Since NASA retired its space shuttle program, there has been a big, rocket-sized hole in our hearts. Several private companies like Virgin Galactic are trying to fill that void, but Elon Musk’s Space X is really leading the way right now. Back in May of this year, Space X docked their Dragon spacecraft with the International Space Station, and over the weekend Musk tweeted photos and videos of a test flight of the new Grasshopper, their reusable rocket engine.

This is not the first test flight of the Grasshopper, but to date it is the highest, and therefore most awesome, flight. Its initial flight took it a mere six feet off the ground before landing safely — that barely qualifies as a jump, let alone a flight. So last month Space X sent it 106 feet in the air, which is as high as the rocket is tall. This latest flight put the Grasshopper 130 feet into the air for about thirty seconds before landing safely.

Another fun fact about the flight is that Musk attached a six foot tall cowboy figure to the rocket.The cowboy is a little hard to see in the video, but Musk tweeted a picture as well:

Musk said it was for a sense of scale relative to the rocket, but come on– if you’re launching a 106 foot tall private rocket engine 130 feet into the air, and then having it land safely right back where it started, you’d be a fool not to attach a six-foot-tall cowboy to that thing. We’re surprised this video doesn’t end with Musk dropping a microphone like Chris Rock and walking away.

Take a minute out of your day to watch the Grasshopper in action. Seeing the rocket hover takes a little getting used to for anyone used to watching traditional launches, but it’s really something worth checking out.

(via The Next Web, image via YouTube)

Relevant to your interests

Have a tip we should know? [email protected]

Filed Under:

Follow The Mary Sue:

Glen is a comedian, writer, husband, and father.
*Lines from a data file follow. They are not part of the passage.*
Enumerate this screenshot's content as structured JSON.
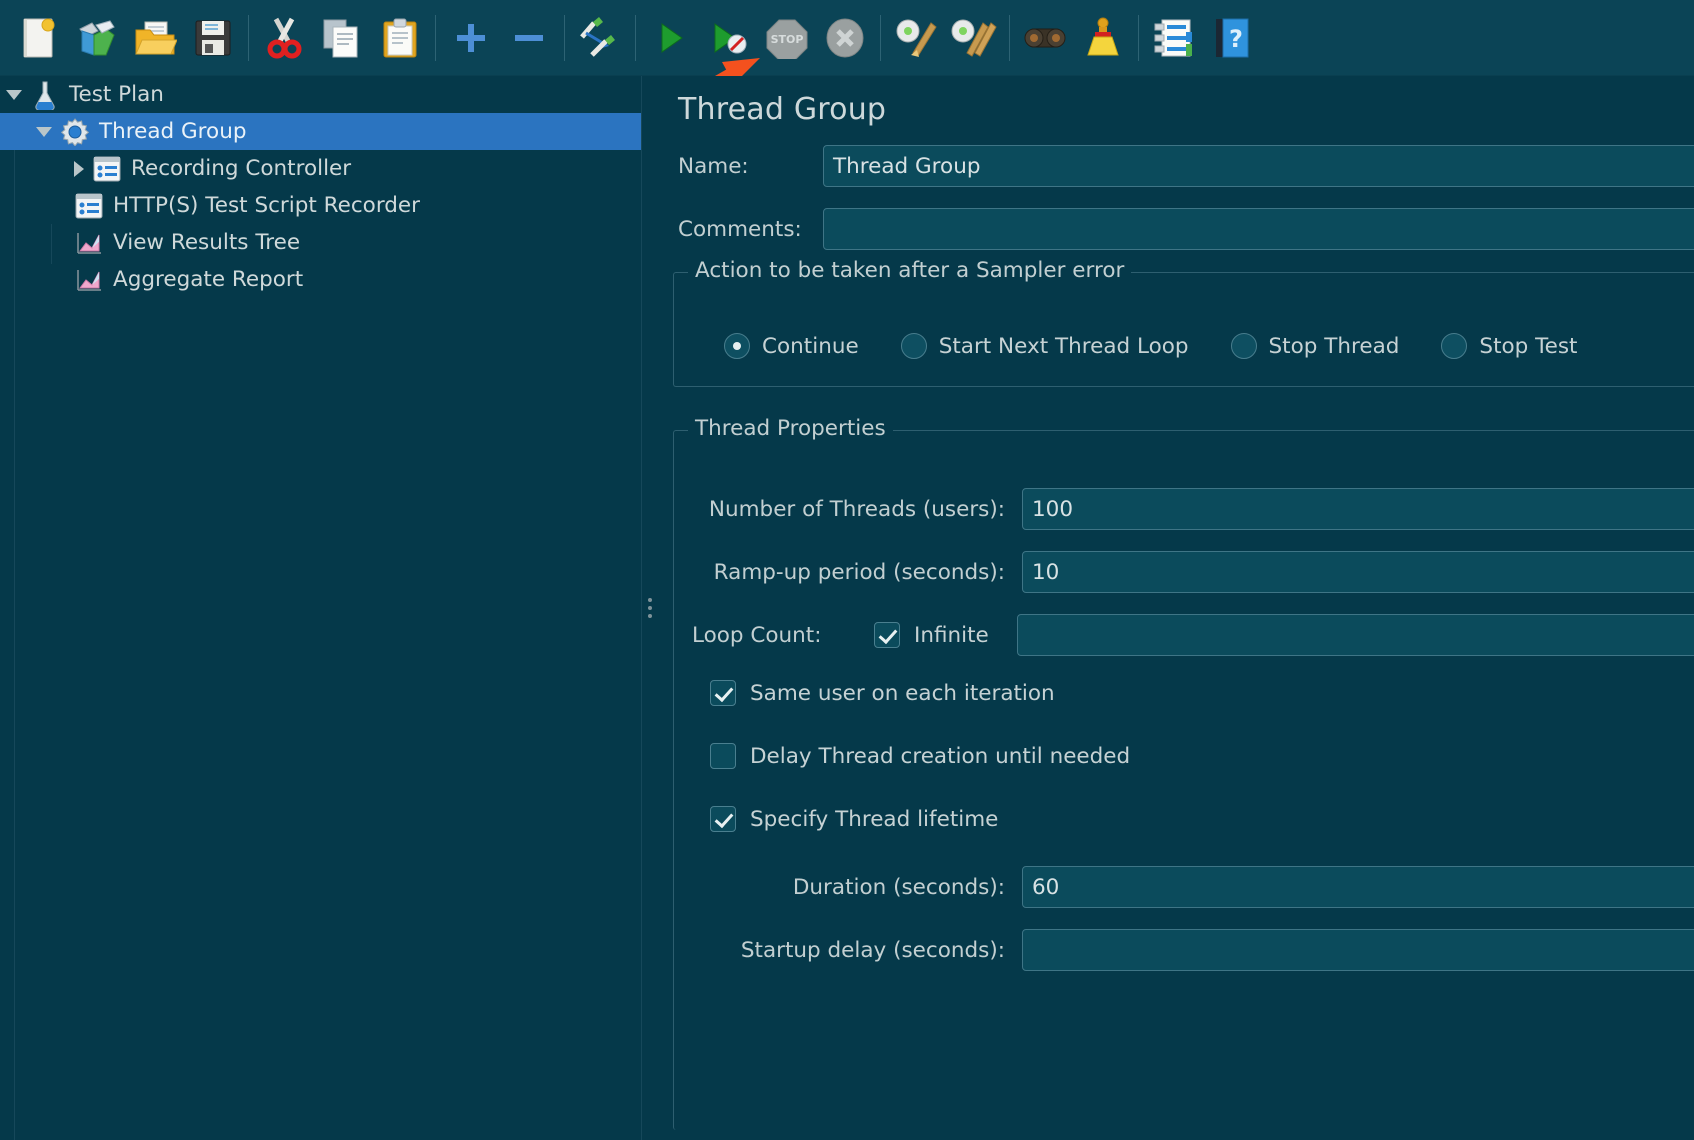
{
  "theme": {
    "bg": "#05394a",
    "toolbar_bg": "#0b4456",
    "selection_blue": "#2b74c0",
    "field_bg": "#0b4b5c",
    "field_border": "#3f7586",
    "text": "#c9d5d7",
    "arrow_accent": "#f4511e"
  },
  "toolbar": {
    "items": [
      {
        "name": "new-icon",
        "label": "New"
      },
      {
        "name": "templates-icon",
        "label": "Templates"
      },
      {
        "name": "open-icon",
        "label": "Open"
      },
      {
        "name": "save-icon",
        "label": "Save Test Plan"
      },
      {
        "name": "cut-icon",
        "label": "Cut"
      },
      {
        "name": "copy-icon",
        "label": "Copy"
      },
      {
        "name": "paste-icon",
        "label": "Paste"
      },
      {
        "name": "expand-all-icon",
        "label": "Expand All"
      },
      {
        "name": "collapse-all-icon",
        "label": "Collapse All"
      },
      {
        "name": "toggle-icon",
        "label": "Toggle"
      },
      {
        "name": "start-icon",
        "label": "Start"
      },
      {
        "name": "start-no-pauses-icon",
        "label": "Start no pauses"
      },
      {
        "name": "stop-icon",
        "label": "Stop"
      },
      {
        "name": "shutdown-icon",
        "label": "Shutdown"
      },
      {
        "name": "clear-icon",
        "label": "Clear"
      },
      {
        "name": "clear-all-icon",
        "label": "Clear All"
      },
      {
        "name": "search-icon",
        "label": "Search"
      },
      {
        "name": "reset-search-icon",
        "label": "Reset Search"
      },
      {
        "name": "function-helper-icon",
        "label": "Function Helper Dialog"
      },
      {
        "name": "help-icon",
        "label": "Help"
      }
    ]
  },
  "annotation": {
    "arrow_label": "red arrow pointing to Start button"
  },
  "tree": {
    "nodes": [
      {
        "label": "Test Plan",
        "icon": "test-plan-icon",
        "twist": "down",
        "indent": 0,
        "selected": false
      },
      {
        "label": "Thread Group",
        "icon": "thread-group-icon",
        "twist": "down",
        "indent": 1,
        "selected": true
      },
      {
        "label": "Recording Controller",
        "icon": "recording-controller-icon",
        "twist": "right",
        "indent": 2,
        "selected": false
      },
      {
        "label": "HTTP(S) Test Script Recorder",
        "icon": "http-script-recorder-icon",
        "twist": "none",
        "indent": 1,
        "selected": false
      },
      {
        "label": "View Results Tree",
        "icon": "view-results-tree-icon",
        "twist": "none",
        "indent": 1,
        "selected": false
      },
      {
        "label": "Aggregate Report",
        "icon": "aggregate-report-icon",
        "twist": "none",
        "indent": 1,
        "selected": false
      }
    ]
  },
  "panel": {
    "title": "Thread Group",
    "name_label": "Name:",
    "name_value": "Thread Group",
    "comments_label": "Comments:",
    "comments_value": "",
    "error_action": {
      "legend": "Action to be taken after a Sampler error",
      "options": [
        {
          "label": "Continue",
          "selected": true
        },
        {
          "label": "Start Next Thread Loop",
          "selected": false
        },
        {
          "label": "Stop Thread",
          "selected": false
        },
        {
          "label": "Stop Test",
          "selected": false
        }
      ]
    },
    "thread_properties": {
      "legend": "Thread Properties",
      "num_threads_label": "Number of Threads (users):",
      "num_threads_value": "100",
      "ramp_up_label": "Ramp-up period (seconds):",
      "ramp_up_value": "10",
      "loop_count_label": "Loop Count:",
      "loop_infinite_label": "Infinite",
      "loop_infinite_checked": true,
      "loop_count_value": "",
      "same_user_label": "Same user on each iteration",
      "same_user_checked": true,
      "delay_thread_label": "Delay Thread creation until needed",
      "delay_thread_checked": false,
      "specify_lifetime_label": "Specify Thread lifetime",
      "specify_lifetime_checked": true,
      "duration_label": "Duration (seconds):",
      "duration_value": "60",
      "startup_delay_label": "Startup delay (seconds):",
      "startup_delay_value": ""
    }
  }
}
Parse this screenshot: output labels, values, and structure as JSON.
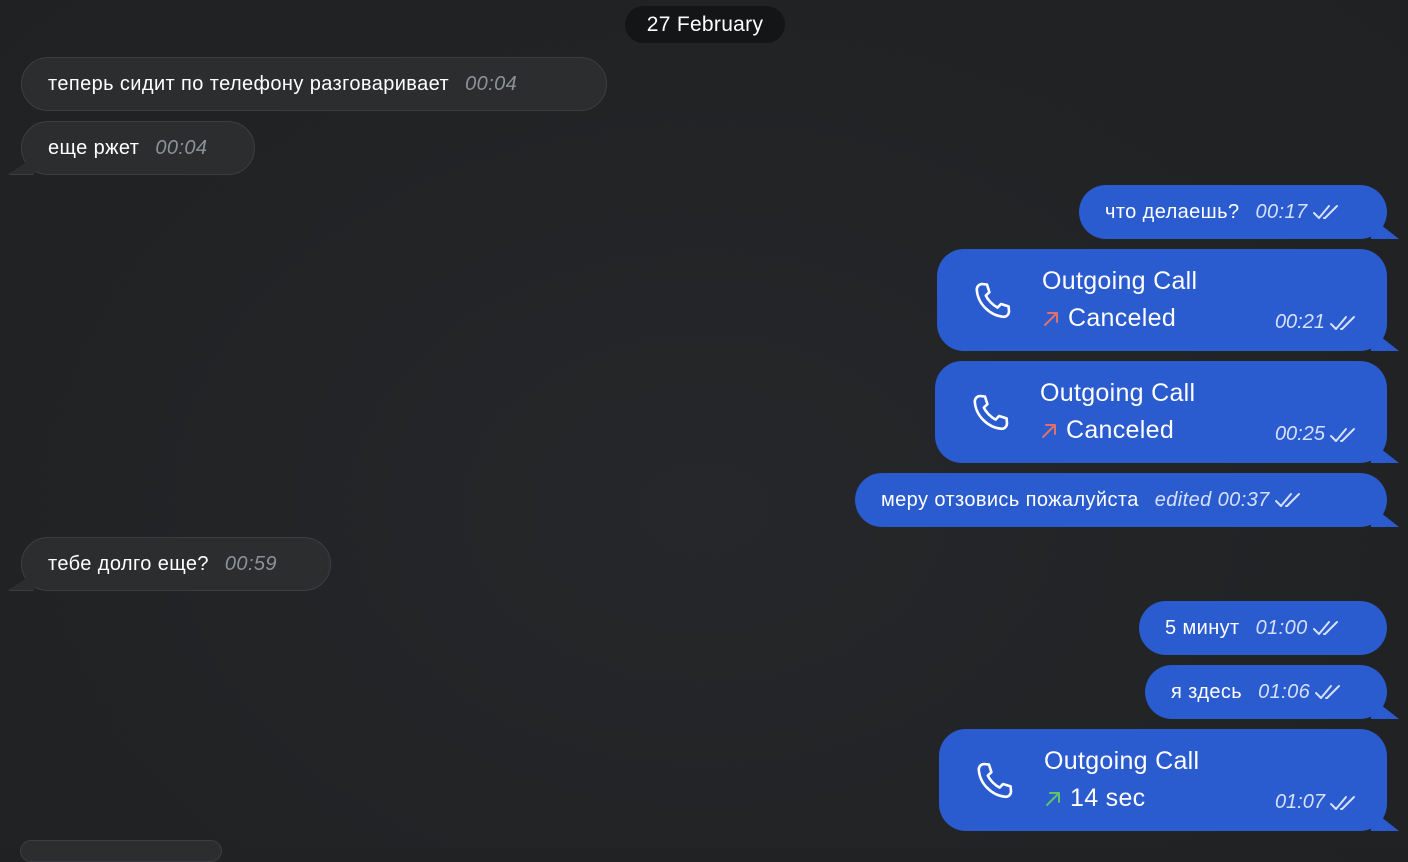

He won his third-grade science fair and is a former preschool science teacher, which is a real job.